|Publication Date||9 January 2013|
|Cite as||Amnesty International, Beheading of domestic worker shows Saudi Arabia at odds with international standards, 9 January 2013, available at: http://www.refworld.org/docid/50ee99642.html [accessed 4 December 2016]|
|Disclaimer||This is not a UNHCR publication. UNHCR is not responsible for, nor does it necessarily endorse, its content. Any views expressed are solely those of the author or publisher and do not necessarily reflect those of UNHCR, the United Nations or its Member States.|
Today's beheading of a Sri Lankan domestic worker in Saudi Arabia for a crime she allegedly committed while still a child shows once more that the Gulf kingdom is woefully out of step with international standards on the death penalty, Amnesty International said.
Rizana Nafeek was executed in Dawadmi, a town west of the Saudi Arabian capital Riyadh, on Wednesday morning. Her death sentence had been handed down by a Dawadmi court on 16 June 2007, based on allegations that she murdered an infant in her care when she herself was 17 years old.
Earlier this week Amnesty International and the Sri Lankan government had urged Saudi Arabia's King Abdullah who ratified her death sentence to show clemency in her case, given her young age at the time of the alleged crime as well as concerns she had received an unfair trial.
"Despite a chorus of pleas for Saudi Arabian authorities to step in and reconsider Rizana Nafeek's death sentence, they went ahead and executed her anyway, proving once more how woefully out of step they are with their international obligations regarding the use of the death penalty," said Philip Luther, Director of Amnesty International's Middle East and North Africa Programme.
As a state party to the Convention on the Rights of the Child (CRC), Saudi Arabia is prohibited from imposing the death penalty on persons who were under 18 years old at the time of the alleged offence for which they were convicted. If there is a doubt as to the correct age, courts have to treat an accused as a juvenile offender unless the prosecution can prove he or she was an adult.
Before Nafeek's execution, Sri Lankan President Mahinda Rajapaksa had appealed to the Saudi Arabian King to exercise clemency, and Sri Lanka's Parliament reportedly held a minute of silence on Wednesday after receiving news that her death sentence had been carried out.
A statement on the Sri Lanka's Ministry of External Affairs website said that President Rajapaksa and the Government of Sri Lanka "deplore" her beheading.
Unfair trial concerns
The passport Nafeek used to enter Saudi Arabia in May 2005 states her year of birth as 1982, giving the appearance she was 23 years old when she entered the country to take up her job as a domestic worker. But her birth certificate states she was born six years later, making her 17 years old at the time of the infant's death.
According to information gathered by Amnesty International, she was not allowed to present her birth certificate or other evidence of her age to the first instance court during her trial in 2007. While she may have been able to do so in later legal proceedings, it appears not to have swayed the decision of the judges, who in Saudi Arabia have discretion to decide the age of majority for children.
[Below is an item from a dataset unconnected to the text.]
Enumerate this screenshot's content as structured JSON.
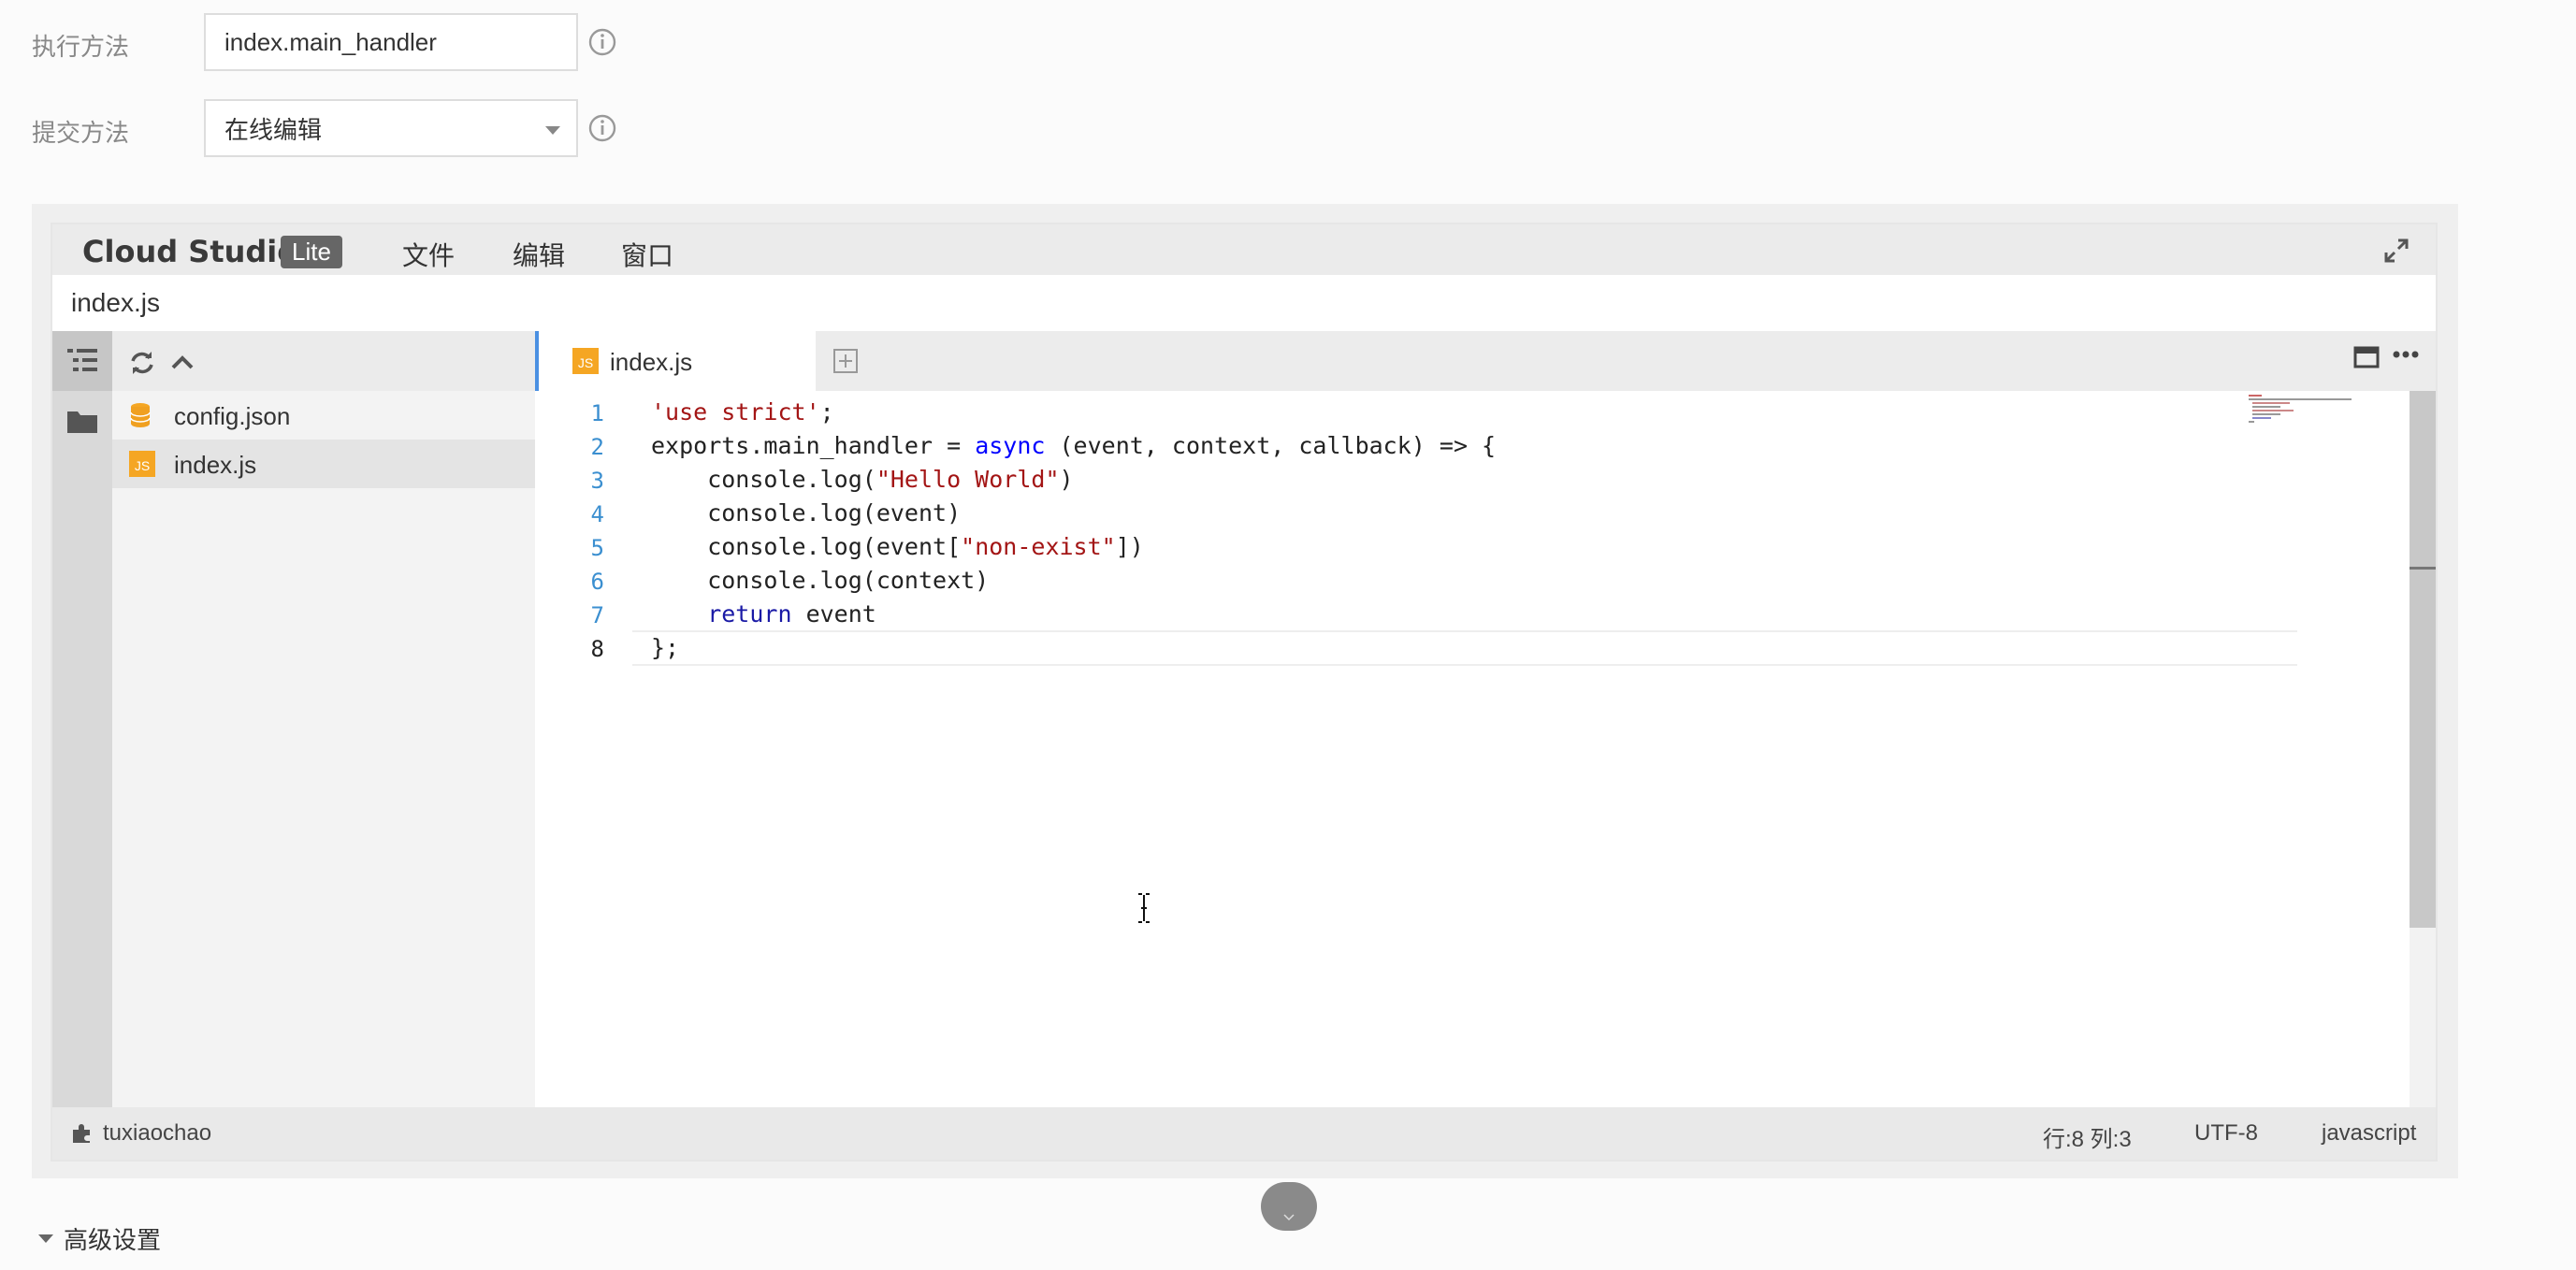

It also appears that the man who translated her statement to the court may not have been able adequately to translate between Tamil and Arabic. He has since left Saudi Arabia.
Nafeek had no access to lawyers either during her pre-trial interrogation or at her trial in 2007. Although she initially "confessed" to the baby's murder during her interrogation, she later retracted and denied it was true, saying she had been forced to make the "confession" under duress following a physical assault. She had argued that the baby died in a choking accident while drinking from a bottle.
Widespread use of the death penalty
Saudi Arabia applies the death penalty to a wide range of offences, and many of those executed in recent years have been foreign nationals mostly migrant workers from poor and developing countries.
Court proceedings in Saudi Arabian capital cases typically fall far short of international fair trial standards. Defendants are rarely allowed formal representation by a lawyer and in many cases are kept in the dark about the progress of legal proceedings against them.
In 2012 Amnesty International recorded the execution of at least 79 people, of whom 27 were foreign nationals. At least two death sentences have already been carried out this year, both foreign nationals.
Amnesty International opposes the death penalty in all circumstances.